The quote, “Damn the torpedoes! Full speed ahead!” originated from the Civil War, when in the face of obvious adversity, Admiral David Farragut (1801-1870) entered Mobile Bay, Alabama. He had been warned that the area contained deadly torpedoes, but he refused to slow down and ordered his fleet forward. This season has been a little like that — in spite of many obstacles and hurdles, our music program at the Lutheran Church of Honolulu is forging ahead — no matter what!
Full speed ahead in fact refers specifically to the upcoming Bach Mass in B minor performances, scheduled for May 13 and 14. After our Monteverdi Vespers performances left a deficit of $13,000 we weren’t sure that it would even be possible to consider putting on the Bach B Minor. In fact, in a blog post I wrote that Carl said we would have to erase the deficit before moving ahead. As of today, the $13,000 deficit has shrunk to about $2,500 — thanks to the generosity of many people. We still have a little ways to go — but this is definitely hopeful.

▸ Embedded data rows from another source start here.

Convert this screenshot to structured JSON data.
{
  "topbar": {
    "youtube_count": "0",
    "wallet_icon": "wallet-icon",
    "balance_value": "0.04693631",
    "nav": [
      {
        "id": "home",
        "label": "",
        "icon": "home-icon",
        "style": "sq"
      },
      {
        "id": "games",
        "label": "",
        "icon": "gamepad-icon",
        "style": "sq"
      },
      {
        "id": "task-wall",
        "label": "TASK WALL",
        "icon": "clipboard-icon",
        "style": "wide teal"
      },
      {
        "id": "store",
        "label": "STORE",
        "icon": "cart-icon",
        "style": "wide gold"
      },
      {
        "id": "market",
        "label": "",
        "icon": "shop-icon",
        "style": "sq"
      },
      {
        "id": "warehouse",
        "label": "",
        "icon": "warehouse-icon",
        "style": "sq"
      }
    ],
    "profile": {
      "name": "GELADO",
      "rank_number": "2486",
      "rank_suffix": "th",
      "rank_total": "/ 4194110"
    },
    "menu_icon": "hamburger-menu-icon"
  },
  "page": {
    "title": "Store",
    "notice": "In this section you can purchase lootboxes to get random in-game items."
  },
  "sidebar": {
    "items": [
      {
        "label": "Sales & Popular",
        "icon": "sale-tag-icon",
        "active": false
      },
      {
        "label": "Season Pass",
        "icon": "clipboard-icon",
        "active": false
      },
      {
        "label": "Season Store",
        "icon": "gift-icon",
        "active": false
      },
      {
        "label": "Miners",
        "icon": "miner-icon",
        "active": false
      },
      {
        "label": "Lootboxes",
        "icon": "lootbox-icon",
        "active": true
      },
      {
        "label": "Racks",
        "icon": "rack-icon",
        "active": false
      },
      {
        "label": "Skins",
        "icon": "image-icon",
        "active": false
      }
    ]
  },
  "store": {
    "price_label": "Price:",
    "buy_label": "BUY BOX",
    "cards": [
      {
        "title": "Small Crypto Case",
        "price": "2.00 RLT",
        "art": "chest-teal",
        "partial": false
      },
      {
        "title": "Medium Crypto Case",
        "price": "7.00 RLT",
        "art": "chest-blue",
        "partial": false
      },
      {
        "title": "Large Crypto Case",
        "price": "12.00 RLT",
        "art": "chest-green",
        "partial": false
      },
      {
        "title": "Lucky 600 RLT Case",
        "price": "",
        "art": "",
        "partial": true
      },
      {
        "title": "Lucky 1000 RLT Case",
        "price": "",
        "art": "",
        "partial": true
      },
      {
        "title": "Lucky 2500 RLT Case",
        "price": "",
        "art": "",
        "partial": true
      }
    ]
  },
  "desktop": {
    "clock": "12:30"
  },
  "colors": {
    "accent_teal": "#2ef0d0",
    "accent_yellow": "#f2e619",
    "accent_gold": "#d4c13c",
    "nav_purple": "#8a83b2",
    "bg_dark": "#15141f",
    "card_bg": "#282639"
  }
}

The fact remains that putting on these musical productions costs a lot of money — money for musical scores, artists fees, transportation for mainland artists, publicity costs such as color postcards, postage to mail them out, printing of the programs, concert refreshments, etc. We also rely heavily on volunteers — singers in the choir, people to help with bulk mailing, refreshments, ticket table, parking attendants, ushers, etc.
All arts organizations run on the premise that ticket sales only cover a portion of the expenses, with the remainder coming from grants and donations. People who came to our performances of Bach’s St. Matthew Passion in the year 2000 probably weren’t aware that the tickets only covered 23% of the total expenses. The cost of those two performances was in excess of $64,000!
Years ago, there was an article in the national magazine, The Lutheran, which told our story, titled “Big Dreams: Small church pulls out the stops for Bach.” These concerts are done completely outside of the church budget. We rely solely on your contributions to make up the deficit. If you haven’t already bought your tickets, you can do so online by clicking here. And if you are able, please consider adding a donation to the music program. We’ll need to raise about $30,000 over and above ticket sales, presuming that we will sell-out 300 tickets at each performance. This is certainly do-able, if you break it down into 30 gifts of $1,000 or 60 gifts of $500 each.
Only then can you help our big dreams become a reality.